“Wayne has some experience with sourdough starter I think. I clearly recall him talking about “throwing it a biscuit” every now and then, meaning replenishing it with flour & water to keep it going if you didn’t bake any bread for a while.” – Jeanette
“Sourdough is a wonderful hobby, it doesn’t take much luvin’ but one needs to keep it fed so it doesn’t go bad and get “ugly” and die. I’m told, though I never tried it, if you grow weary of your friend you can add enuff flour to make a pretty hard ball and just put it away. Then ,when you feel inspired again . you just squish it up in some water and VILOA! yer back in bidness 🙂 What a great friend !! Better’n a dawg or cat even.” – Wayne
“Thanks Jeanette. I was hoping you might have an explanation about how letting the milk “sour” sets up a fermentation process that kills germs. Now I know skepticism is okay. I have discarded sourdough starter that had the “pink, green or dark brown” look. It probably happened because I failed to “feed” it. In any case, I don’t like to experiment with my intestinal tract.” – Mary

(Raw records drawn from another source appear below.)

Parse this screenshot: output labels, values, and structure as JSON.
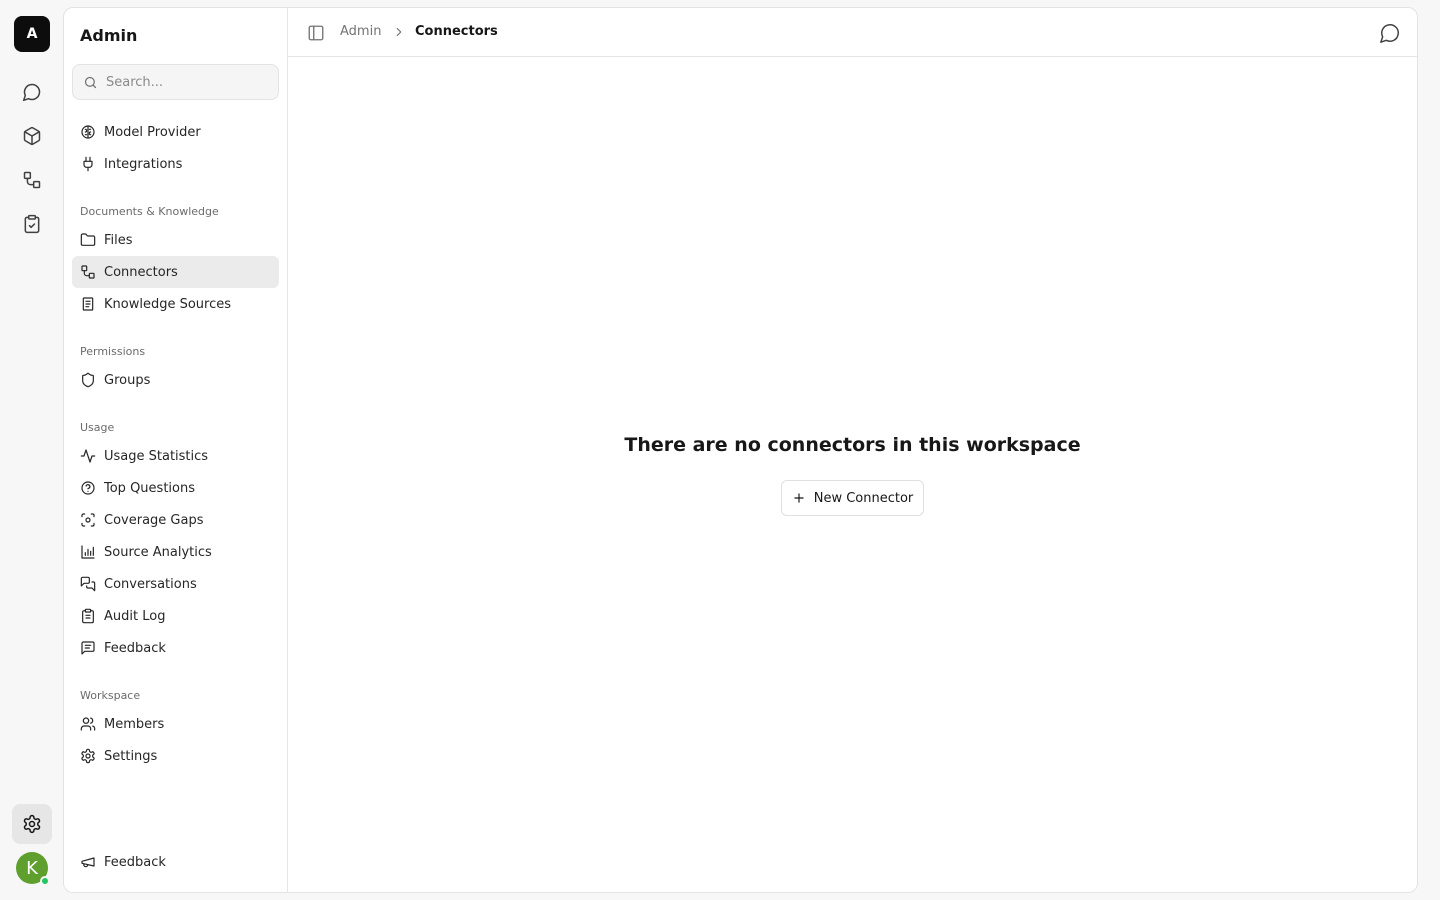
{
  "rail": {
    "logo_letter": "A",
    "avatar_letter": "K"
  },
  "sidebar": {
    "title": "Admin",
    "search_placeholder": "Search...",
    "top_items": [
      {
        "label": "Model Provider",
        "icon": "brain-icon"
      },
      {
        "label": "Integrations",
        "icon": "plug-icon"
      }
    ],
    "sections": [
      {
        "label": "Documents & Knowledge",
        "items": [
          {
            "label": "Files",
            "icon": "folder-icon"
          },
          {
            "label": "Connectors",
            "icon": "connectors-icon",
            "active": true
          },
          {
            "label": "Knowledge Sources",
            "icon": "book-icon"
          }
        ]
      },
      {
        "label": "Permissions",
        "items": [
          {
            "label": "Groups",
            "icon": "shield-icon"
          }
        ]
      },
      {
        "label": "Usage",
        "items": [
          {
            "label": "Usage Statistics",
            "icon": "activity-icon"
          },
          {
            "label": "Top Questions",
            "icon": "help-circle-icon"
          },
          {
            "label": "Coverage Gaps",
            "icon": "scan-icon"
          },
          {
            "label": "Source Analytics",
            "icon": "bar-chart-icon"
          },
          {
            "label": "Conversations",
            "icon": "messages-icon"
          },
          {
            "label": "Audit Log",
            "icon": "clipboard-list-icon"
          },
          {
            "label": "Feedback",
            "icon": "message-square-text-icon"
          }
        ]
      },
      {
        "label": "Workspace",
        "items": [
          {
            "label": "Members",
            "icon": "users-icon"
          },
          {
            "label": "Settings",
            "icon": "settings-icon"
          }
        ]
      }
    ],
    "footer_item": {
      "label": "Feedback",
      "icon": "megaphone-icon"
    }
  },
  "topbar": {
    "breadcrumb_root": "Admin",
    "breadcrumb_current": "Connectors"
  },
  "main": {
    "empty_title": "There are no connectors in this workspace",
    "new_button_label": "New Connector"
  },
  "colors": {
    "accent_dark": "#0d0d0d",
    "active_bg": "#ebebeb",
    "avatar_bg": "#5e9f2d",
    "status_online": "#22c55e"
  }
}
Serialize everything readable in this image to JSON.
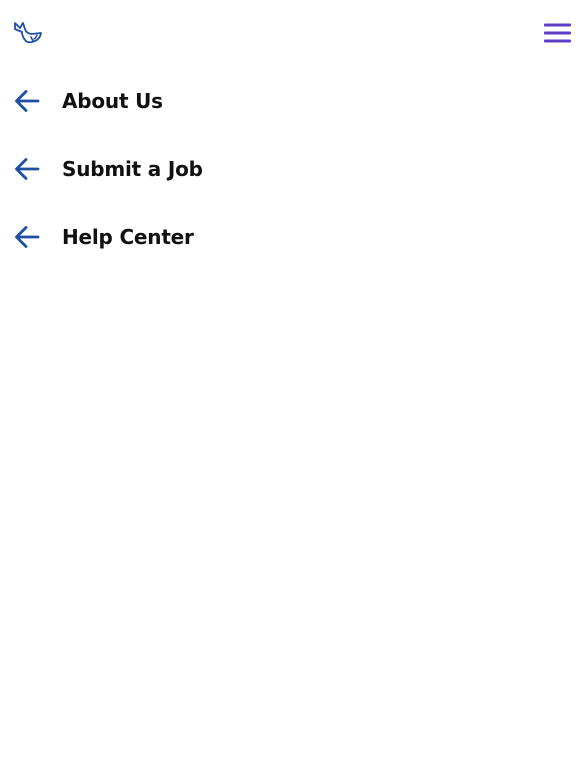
{
  "header": {
    "logo_icon": "whale-logo-icon",
    "menu_icon": "hamburger-menu-icon"
  },
  "nav": {
    "items": [
      {
        "label": "About Us",
        "icon": "arrow-left-icon"
      },
      {
        "label": "Submit a Job",
        "icon": "arrow-left-icon"
      },
      {
        "label": "Help Center",
        "icon": "arrow-left-icon"
      }
    ]
  },
  "colors": {
    "arrow": "#1e4fa3",
    "menu": "#5b3fc4",
    "logo": "#1e4fa3",
    "text": "#111111",
    "background": "#ffffff"
  }
}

Jeanette’s Online Research:
I “Googled” it and here’s the link: http://motherhood.modernmom.com/can-sick-baking-bread-bad-starter-9205.html
The use of a starter when baking bread shortens the rising time and gives the bread a complex, developed flavor not ordinarily available through the use of only yeast. Making your own sourdough — or starter-based — bread is not hard, but it is an act of commitment; the use of a bad starter is not only dangerous but could be deadly.
Starters work by creating an ideal place for wild yeast and friendly bacteria to settle and populate. If treated correctly, these friendly microorganisms will make the dough untenable for unfriendly germs — the friendly bacteria will produce lactic acid, which will make the bread tangy and the starter toxic to most microorganisms. However, if you allow the yeast in your starter to die, room will become available for germs and toxin-forming bacteria — such as E. coli — to settle in. While many bakers would argue that almost all starters can be saved — considering that there may be a chance of serious contamination — discard starters that show signs of distress to be safe.
Signs of Contamination
A starter should be white, light gray or light tan. It should smell like bread dough, of yeast or of its ingredients. It should bubble subtly and occasionally burp. If the starter has liquid on top of it — this is called hooch, and it is the alcohol the starter’s yeast produces from fermentation — it should be clear, white, light gray or light brown. If the starter or its hooch is pink, green or dark brown, discard the starter. If it smells or looks moldy, discard the starter. If the starter is fizzing or the starter has spots or patches — which are signs of foreign bacterial growth — discard the starter.
Lactic Acid Gone Bad
Lisa’s recommended Fermentation books:
click on the image to visit the book’s Amazon page.